• What the task requires: Your answer must be an exact copy of the records, minus any pictures.

======== Material for this exercise ========

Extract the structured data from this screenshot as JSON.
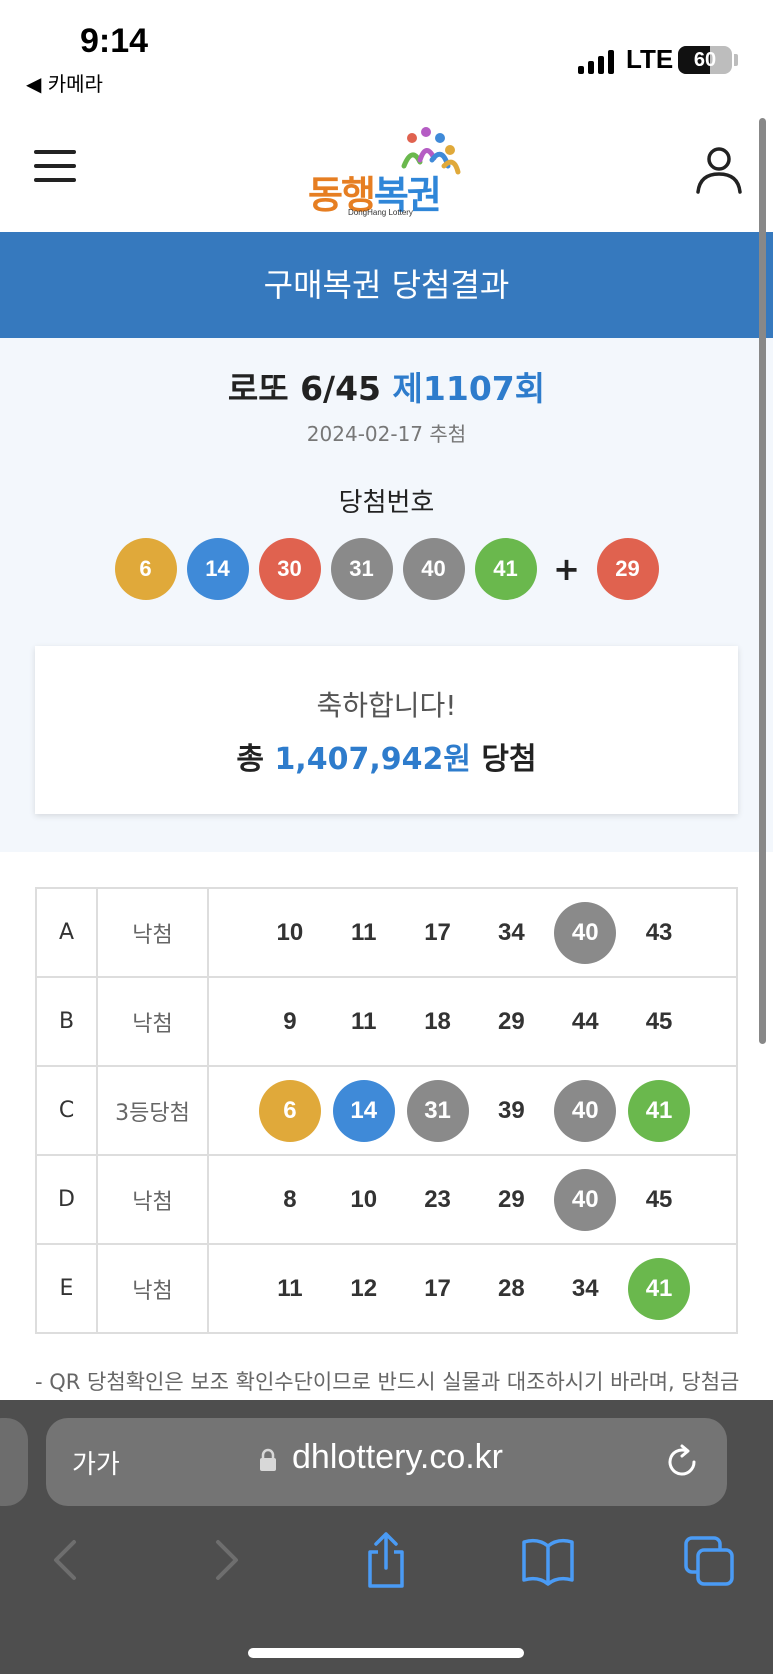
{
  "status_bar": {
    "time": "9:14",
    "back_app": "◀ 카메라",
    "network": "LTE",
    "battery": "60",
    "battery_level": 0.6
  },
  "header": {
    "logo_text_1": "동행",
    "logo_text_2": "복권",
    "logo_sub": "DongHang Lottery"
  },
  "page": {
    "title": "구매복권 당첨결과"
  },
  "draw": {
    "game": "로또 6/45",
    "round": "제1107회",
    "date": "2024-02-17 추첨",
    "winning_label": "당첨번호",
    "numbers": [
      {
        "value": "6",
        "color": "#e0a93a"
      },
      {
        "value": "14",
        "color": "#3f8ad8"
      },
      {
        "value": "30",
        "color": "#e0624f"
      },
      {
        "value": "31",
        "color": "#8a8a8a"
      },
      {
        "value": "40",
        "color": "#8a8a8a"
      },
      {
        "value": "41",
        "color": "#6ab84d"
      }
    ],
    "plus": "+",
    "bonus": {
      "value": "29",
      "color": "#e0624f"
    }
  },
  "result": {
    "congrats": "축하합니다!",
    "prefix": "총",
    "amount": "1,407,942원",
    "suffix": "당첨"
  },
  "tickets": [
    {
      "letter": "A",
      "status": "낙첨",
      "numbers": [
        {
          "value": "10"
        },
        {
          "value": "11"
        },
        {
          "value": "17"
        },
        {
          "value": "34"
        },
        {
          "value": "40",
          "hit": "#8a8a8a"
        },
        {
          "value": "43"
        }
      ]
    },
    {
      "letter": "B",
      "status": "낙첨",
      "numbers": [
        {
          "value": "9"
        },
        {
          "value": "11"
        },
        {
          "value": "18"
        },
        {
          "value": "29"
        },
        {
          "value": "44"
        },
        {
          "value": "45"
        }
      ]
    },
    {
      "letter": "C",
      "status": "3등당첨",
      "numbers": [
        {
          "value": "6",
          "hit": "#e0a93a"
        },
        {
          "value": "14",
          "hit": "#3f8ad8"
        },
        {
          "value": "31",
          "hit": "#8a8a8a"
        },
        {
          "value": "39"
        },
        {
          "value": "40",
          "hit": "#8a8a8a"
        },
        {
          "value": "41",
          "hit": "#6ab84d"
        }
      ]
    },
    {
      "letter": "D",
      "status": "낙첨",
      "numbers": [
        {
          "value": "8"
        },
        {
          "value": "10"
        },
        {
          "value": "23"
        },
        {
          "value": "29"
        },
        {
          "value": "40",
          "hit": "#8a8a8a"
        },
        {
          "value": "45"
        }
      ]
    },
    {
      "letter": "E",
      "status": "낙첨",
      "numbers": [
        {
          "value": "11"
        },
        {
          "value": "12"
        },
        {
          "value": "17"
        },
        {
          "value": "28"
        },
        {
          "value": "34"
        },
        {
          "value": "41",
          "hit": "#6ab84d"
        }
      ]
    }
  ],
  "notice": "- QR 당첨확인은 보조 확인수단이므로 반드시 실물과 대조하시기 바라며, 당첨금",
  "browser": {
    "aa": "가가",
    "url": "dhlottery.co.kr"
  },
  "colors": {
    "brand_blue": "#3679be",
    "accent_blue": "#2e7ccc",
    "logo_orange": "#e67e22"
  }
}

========

• Solution for this task:
Extract the structured data from this screenshot as JSON.
{
  "status_bar": {
    "time": "9:14",
    "back_app": "◀ 카메라",
    "network": "LTE",
    "battery": "60",
    "battery_level": 0.6
  },
  "header": {
    "logo_text_1": "동행",
    "logo_text_2": "복권",
    "logo_sub": "DongHang Lottery"
  },
  "page": {
    "title": "구매복권 당첨결과"
  },
  "draw": {
    "game": "로또 6/45",
    "round": "제1107회",
    "date": "2024-02-17 추첨",
    "winning_label": "당첨번호",
    "numbers": [
      {
        "value": "6",
        "color": "#e0a93a"
      },
      {
        "value": "14",
        "color": "#3f8ad8"
      },
      {
        "value": "30",
        "color": "#e0624f"
      },
      {
        "value": "31",
        "color": "#8a8a8a"
      },
      {
        "value": "40",
        "color": "#8a8a8a"
      },
      {
        "value": "41",
        "color": "#6ab84d"
      }
    ],
    "plus": "+",
    "bonus": {
      "value": "29",
      "color": "#e0624f"
    }
  },
  "result": {
    "congrats": "축하합니다!",
    "prefix": "총",
    "amount": "1,407,942원",
    "suffix": "당첨"
  },
  "tickets": [
    {
      "letter": "A",
      "status": "낙첨",
      "numbers": [
        {
          "value": "10"
        },
        {
          "value": "11"
        },
        {
          "value": "17"
        },
        {
          "value": "34"
        },
        {
          "value": "40",
          "hit": "#8a8a8a"
        },
        {
          "value": "43"
        }
      ]
    },
    {
      "letter": "B",
      "status": "낙첨",
      "numbers": [
        {
          "value": "9"
        },
        {
          "value": "11"
        },
        {
          "value": "18"
        },
        {
          "value": "29"
        },
        {
          "value": "44"
        },
        {
          "value": "45"
        }
      ]
    },
    {
      "letter": "C",
      "status": "3등당첨",
      "numbers": [
        {
          "value": "6",
          "hit": "#e0a93a"
        },
        {
          "value": "14",
          "hit": "#3f8ad8"
        },
        {
          "value": "31",
          "hit": "#8a8a8a"
        },
        {
          "value": "39"
        },
        {
          "value": "40",
          "hit": "#8a8a8a"
        },
        {
          "value": "41",
          "hit": "#6ab84d"
        }
      ]
    },
    {
      "letter": "D",
      "status": "낙첨",
      "numbers": [
        {
          "value": "8"
        },
        {
          "value": "10"
        },
        {
          "value": "23"
        },
        {
          "value": "29"
        },
        {
          "value": "40",
          "hit": "#8a8a8a"
        },
        {
          "value": "45"
        }
      ]
    },
    {
      "letter": "E",
      "status": "낙첨",
      "numbers": [
        {
          "value": "11"
        },
        {
          "value": "12"
        },
        {
          "value": "17"
        },
        {
          "value": "28"
        },
        {
          "value": "34"
        },
        {
          "value": "41",
          "hit": "#6ab84d"
        }
      ]
    }
  ],
  "notice": "- QR 당첨확인은 보조 확인수단이므로 반드시 실물과 대조하시기 바라며, 당첨금",
  "browser": {
    "aa": "가가",
    "url": "dhlottery.co.kr"
  },
  "colors": {
    "brand_blue": "#3679be",
    "accent_blue": "#2e7ccc",
    "logo_orange": "#e67e22"
  }
}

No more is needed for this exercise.